  • DPP-4 is secreted by adipocytes and may exert widespread effects on metabolic regulation. Dr. Eckel’s group analyzed adipocytes in culture to identify potentially important proteins and were intrigued to find that DPP-4 was one of the major factors present. DPP-4 is an ubiquitously expressed protease that can cleave two specific amino acids off a variety of cell surface proteins; it is present in high amounts in plasma and body fluids and is secreted by immune cells as well as adipose tissue. It is best known for its rapid inactivation of incretin hormones, thanks to the popular class of type 2 diabetes drugs (DPP-4 inhibitors) that restores the glucose-lowering effects of GLP-1, but its wide variety of potential substrates suggest that it may regulate metabolic processes by other mechanisms as well.
  • High levels of DPP-4 are correlated with obesity and may predict the development of metabolic syndrome and type 2 diabetes.
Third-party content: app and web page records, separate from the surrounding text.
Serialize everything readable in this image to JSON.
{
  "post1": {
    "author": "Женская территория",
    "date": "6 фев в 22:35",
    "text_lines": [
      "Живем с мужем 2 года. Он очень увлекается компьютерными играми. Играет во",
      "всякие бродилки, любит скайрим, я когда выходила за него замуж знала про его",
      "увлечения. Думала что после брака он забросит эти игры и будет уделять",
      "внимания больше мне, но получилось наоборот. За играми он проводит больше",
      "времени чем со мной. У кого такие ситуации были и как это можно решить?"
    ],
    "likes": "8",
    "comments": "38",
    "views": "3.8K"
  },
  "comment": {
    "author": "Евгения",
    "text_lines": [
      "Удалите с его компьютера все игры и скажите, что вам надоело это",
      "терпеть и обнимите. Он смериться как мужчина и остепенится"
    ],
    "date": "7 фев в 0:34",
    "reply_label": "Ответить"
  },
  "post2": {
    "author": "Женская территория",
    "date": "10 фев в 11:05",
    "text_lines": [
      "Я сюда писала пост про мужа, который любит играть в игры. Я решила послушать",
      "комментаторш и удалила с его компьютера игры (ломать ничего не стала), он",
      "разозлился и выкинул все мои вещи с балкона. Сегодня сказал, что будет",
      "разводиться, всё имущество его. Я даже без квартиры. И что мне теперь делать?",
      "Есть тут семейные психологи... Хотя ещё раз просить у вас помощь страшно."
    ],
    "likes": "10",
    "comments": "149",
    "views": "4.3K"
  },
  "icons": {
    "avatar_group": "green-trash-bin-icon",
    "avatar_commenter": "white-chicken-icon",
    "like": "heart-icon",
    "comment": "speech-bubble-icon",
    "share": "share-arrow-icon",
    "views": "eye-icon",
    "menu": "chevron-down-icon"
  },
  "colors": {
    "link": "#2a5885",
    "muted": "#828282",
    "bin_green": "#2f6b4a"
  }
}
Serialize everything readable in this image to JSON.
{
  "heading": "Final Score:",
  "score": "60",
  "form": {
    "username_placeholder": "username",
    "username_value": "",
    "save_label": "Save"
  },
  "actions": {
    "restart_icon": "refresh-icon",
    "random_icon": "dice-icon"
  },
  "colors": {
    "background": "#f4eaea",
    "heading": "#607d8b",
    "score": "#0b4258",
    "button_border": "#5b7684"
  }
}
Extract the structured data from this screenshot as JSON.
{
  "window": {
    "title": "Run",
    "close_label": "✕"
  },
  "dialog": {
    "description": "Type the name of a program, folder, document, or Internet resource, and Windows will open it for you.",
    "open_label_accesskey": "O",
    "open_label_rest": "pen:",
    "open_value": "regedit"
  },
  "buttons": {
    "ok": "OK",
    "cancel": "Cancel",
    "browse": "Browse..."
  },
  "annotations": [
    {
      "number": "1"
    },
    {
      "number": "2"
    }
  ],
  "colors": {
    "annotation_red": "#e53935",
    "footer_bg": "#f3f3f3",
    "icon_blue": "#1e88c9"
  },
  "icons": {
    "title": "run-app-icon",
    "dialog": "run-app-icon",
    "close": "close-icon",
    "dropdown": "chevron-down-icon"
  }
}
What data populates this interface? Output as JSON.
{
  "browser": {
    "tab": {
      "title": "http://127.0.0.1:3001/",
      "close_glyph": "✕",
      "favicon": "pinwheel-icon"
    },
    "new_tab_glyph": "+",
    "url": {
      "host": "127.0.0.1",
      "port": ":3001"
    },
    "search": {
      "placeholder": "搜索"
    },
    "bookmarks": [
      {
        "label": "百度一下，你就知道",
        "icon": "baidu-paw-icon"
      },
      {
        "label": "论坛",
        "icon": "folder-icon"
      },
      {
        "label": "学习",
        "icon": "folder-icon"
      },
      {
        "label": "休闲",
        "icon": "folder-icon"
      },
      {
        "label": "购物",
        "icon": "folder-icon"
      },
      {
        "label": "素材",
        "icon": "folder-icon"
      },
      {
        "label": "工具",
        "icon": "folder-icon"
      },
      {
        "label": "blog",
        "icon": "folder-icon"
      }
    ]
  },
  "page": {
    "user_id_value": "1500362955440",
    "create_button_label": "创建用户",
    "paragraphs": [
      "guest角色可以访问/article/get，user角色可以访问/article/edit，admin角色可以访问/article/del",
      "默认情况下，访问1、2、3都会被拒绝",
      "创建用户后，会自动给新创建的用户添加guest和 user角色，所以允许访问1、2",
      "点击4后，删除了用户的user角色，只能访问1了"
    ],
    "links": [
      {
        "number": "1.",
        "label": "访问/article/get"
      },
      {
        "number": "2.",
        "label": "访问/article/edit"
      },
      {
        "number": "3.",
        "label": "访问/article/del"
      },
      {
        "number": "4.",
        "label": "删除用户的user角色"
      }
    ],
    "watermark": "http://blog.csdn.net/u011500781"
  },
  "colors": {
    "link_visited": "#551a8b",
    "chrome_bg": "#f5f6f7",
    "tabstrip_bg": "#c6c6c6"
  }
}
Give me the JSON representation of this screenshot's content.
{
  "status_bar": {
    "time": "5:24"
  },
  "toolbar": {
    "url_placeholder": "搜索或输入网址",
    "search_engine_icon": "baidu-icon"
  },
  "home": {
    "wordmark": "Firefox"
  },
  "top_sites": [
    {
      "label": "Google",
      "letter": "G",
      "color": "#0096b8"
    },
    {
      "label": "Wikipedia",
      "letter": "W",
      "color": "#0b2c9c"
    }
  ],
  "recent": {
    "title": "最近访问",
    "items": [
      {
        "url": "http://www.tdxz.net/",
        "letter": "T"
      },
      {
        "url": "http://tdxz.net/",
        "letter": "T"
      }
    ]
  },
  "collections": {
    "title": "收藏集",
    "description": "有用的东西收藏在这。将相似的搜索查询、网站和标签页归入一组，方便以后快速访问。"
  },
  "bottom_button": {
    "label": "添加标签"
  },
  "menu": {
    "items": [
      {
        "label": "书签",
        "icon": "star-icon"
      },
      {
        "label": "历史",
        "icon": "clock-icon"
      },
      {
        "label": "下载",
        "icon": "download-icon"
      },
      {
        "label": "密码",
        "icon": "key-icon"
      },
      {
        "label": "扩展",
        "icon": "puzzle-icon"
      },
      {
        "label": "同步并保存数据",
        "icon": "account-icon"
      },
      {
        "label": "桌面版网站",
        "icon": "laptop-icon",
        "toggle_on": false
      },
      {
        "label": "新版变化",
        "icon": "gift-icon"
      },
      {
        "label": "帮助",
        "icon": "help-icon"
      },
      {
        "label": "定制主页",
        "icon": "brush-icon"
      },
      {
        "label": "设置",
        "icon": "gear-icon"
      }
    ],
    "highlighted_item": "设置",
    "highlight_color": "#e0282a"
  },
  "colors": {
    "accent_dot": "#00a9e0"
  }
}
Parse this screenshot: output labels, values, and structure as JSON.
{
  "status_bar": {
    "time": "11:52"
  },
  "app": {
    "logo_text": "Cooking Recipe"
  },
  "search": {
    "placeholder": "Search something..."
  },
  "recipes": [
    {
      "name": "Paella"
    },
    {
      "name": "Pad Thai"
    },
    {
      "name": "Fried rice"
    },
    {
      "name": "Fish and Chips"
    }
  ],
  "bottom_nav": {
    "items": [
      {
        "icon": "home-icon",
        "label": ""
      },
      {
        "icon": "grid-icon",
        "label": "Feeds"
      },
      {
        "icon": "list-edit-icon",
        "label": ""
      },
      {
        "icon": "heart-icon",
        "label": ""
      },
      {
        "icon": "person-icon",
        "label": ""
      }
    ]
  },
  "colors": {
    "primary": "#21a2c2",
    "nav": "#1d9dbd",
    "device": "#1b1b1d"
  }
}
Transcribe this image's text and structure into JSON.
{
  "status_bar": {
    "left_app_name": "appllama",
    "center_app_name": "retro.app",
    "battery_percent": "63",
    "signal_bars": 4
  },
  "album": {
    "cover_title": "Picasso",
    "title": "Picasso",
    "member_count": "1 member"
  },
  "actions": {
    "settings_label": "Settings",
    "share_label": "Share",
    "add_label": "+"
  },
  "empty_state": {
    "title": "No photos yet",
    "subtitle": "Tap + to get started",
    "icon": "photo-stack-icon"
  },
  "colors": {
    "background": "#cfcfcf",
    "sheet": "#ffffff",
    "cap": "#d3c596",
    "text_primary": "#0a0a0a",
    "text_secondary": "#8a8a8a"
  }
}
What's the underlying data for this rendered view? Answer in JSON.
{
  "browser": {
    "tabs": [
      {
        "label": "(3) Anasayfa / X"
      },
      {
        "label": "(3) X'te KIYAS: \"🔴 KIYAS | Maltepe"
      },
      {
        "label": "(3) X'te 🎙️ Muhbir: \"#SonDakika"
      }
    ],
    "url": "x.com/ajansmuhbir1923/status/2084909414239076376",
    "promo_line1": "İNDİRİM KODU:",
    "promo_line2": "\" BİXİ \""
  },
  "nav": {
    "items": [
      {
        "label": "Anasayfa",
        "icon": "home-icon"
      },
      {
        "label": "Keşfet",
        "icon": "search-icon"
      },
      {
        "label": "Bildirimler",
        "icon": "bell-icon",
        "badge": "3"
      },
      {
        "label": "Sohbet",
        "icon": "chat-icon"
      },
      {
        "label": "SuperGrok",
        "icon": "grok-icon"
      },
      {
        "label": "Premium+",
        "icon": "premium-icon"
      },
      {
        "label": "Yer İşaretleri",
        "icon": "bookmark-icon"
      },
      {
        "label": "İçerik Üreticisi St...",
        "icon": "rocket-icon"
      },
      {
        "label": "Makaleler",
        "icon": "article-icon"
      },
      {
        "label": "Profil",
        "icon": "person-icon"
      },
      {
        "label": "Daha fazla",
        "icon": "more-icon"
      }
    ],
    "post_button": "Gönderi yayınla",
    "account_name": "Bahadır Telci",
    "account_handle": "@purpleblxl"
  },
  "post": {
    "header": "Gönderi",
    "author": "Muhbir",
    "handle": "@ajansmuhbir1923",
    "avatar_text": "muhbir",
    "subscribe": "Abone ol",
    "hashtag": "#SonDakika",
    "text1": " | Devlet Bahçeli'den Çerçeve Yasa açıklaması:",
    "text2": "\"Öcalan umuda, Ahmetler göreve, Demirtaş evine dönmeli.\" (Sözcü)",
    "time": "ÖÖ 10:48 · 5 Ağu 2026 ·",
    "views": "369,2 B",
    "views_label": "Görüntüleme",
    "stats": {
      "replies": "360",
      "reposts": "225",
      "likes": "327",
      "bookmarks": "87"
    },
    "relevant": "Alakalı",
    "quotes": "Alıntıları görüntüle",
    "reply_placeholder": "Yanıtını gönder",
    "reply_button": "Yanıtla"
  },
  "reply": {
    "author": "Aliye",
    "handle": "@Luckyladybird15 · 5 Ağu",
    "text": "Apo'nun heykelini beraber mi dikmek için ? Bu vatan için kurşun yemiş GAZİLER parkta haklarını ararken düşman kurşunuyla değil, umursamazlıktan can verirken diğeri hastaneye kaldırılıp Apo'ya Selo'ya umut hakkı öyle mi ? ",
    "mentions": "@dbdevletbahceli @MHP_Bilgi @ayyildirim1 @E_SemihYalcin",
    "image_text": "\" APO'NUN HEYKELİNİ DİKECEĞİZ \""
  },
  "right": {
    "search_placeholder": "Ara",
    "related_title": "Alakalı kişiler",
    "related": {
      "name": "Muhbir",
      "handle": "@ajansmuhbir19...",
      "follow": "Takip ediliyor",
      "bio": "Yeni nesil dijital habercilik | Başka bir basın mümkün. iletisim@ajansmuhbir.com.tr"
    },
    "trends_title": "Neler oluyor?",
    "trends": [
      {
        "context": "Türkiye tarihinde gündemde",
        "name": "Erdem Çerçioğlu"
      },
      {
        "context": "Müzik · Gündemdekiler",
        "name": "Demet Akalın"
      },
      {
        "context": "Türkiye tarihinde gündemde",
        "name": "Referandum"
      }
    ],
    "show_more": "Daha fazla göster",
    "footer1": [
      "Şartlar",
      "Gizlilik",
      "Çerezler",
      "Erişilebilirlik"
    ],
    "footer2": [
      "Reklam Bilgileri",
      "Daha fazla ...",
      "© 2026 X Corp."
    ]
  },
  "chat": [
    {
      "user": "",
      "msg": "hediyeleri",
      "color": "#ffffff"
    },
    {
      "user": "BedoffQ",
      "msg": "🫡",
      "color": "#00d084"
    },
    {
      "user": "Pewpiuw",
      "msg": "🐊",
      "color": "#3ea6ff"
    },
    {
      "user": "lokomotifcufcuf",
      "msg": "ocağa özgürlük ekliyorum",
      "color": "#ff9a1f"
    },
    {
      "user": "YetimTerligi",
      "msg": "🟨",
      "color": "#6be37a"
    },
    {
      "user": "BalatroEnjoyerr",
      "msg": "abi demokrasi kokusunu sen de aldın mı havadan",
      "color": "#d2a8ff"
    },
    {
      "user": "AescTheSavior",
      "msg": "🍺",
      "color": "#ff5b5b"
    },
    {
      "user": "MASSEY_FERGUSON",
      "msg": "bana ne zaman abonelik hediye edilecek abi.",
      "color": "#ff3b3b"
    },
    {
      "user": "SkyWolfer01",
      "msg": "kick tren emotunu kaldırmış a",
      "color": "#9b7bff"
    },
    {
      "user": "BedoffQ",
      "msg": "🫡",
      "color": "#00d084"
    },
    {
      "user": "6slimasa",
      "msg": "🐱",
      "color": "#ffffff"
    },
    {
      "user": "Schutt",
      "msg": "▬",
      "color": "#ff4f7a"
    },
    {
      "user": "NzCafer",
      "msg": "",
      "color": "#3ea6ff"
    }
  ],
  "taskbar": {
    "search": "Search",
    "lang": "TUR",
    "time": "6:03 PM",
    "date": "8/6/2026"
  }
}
Dr. Eckel presented data showing that DPP-4 expression is elevated in the visceral fat depots of obese subjects and that levels were particularly high in obese children. Additional data demonstrated that one year after bariatric surgery, DPP-4 release from adipose tissue explants was completely normalized and its concentration in the bloodstream was significantly lower, suggesting a potential mechanism behind the sustained metabolic changes, including remission of diabetes, often seen with this surgery. Levels of DPP-4 were significantly correlated with subjects’ risk score for metabolic syndrome in one clinical study, and the above analysis of obese children suggested that high DPP-4 levels may be a predictor of type 2 diabetes onset in that population.
  • Evidence suggests that DPP-4 exerts direct, damaging effects on blood vessels in addition to its impairment of incretin signaling. Several studies have shown that DPP-4 activates the ERK signaling pathway, which leads to increased proliferation of smooth muscle cells in the vascular wall, and recent research by Dr. Eckel and colleagues has identified PAR2 as the key receptor that mediates this activation. Dr. Eckel suggested that this mechanism might lead to a vasoprotective effect (albeit one that was not seen to a significant extent in long-term outcomes studies), and it could also offer new targets for the development of drugs to protect against the micro- and macrovascular complications of diabetes. 

Questions and Answers

Q: I’m intrigued by your observation that DPP-4 levels are so much higher in boys. Boys have more visceral fat than girls after puberty – do you think that could be the explanation?

A: No, everyone in the study was definitely pre-puberty.

Q: Were there differences between males and females in adults?

A: We haven’t really seen that, though there were slight differences in activity. Activity is definitely different with aging; in the elderly, there’s a clear decrease in activity but not abundance. The enzyme is glycosylated, etc., and it loses activity due to poorly understood mechanisms. But males and females have the same levels in the circulation.

 

-- by Melissa An, Adam Brown, Hannah Deming, Varun Iyengar, Emily Regier, Manu Venkat, and Kelly Close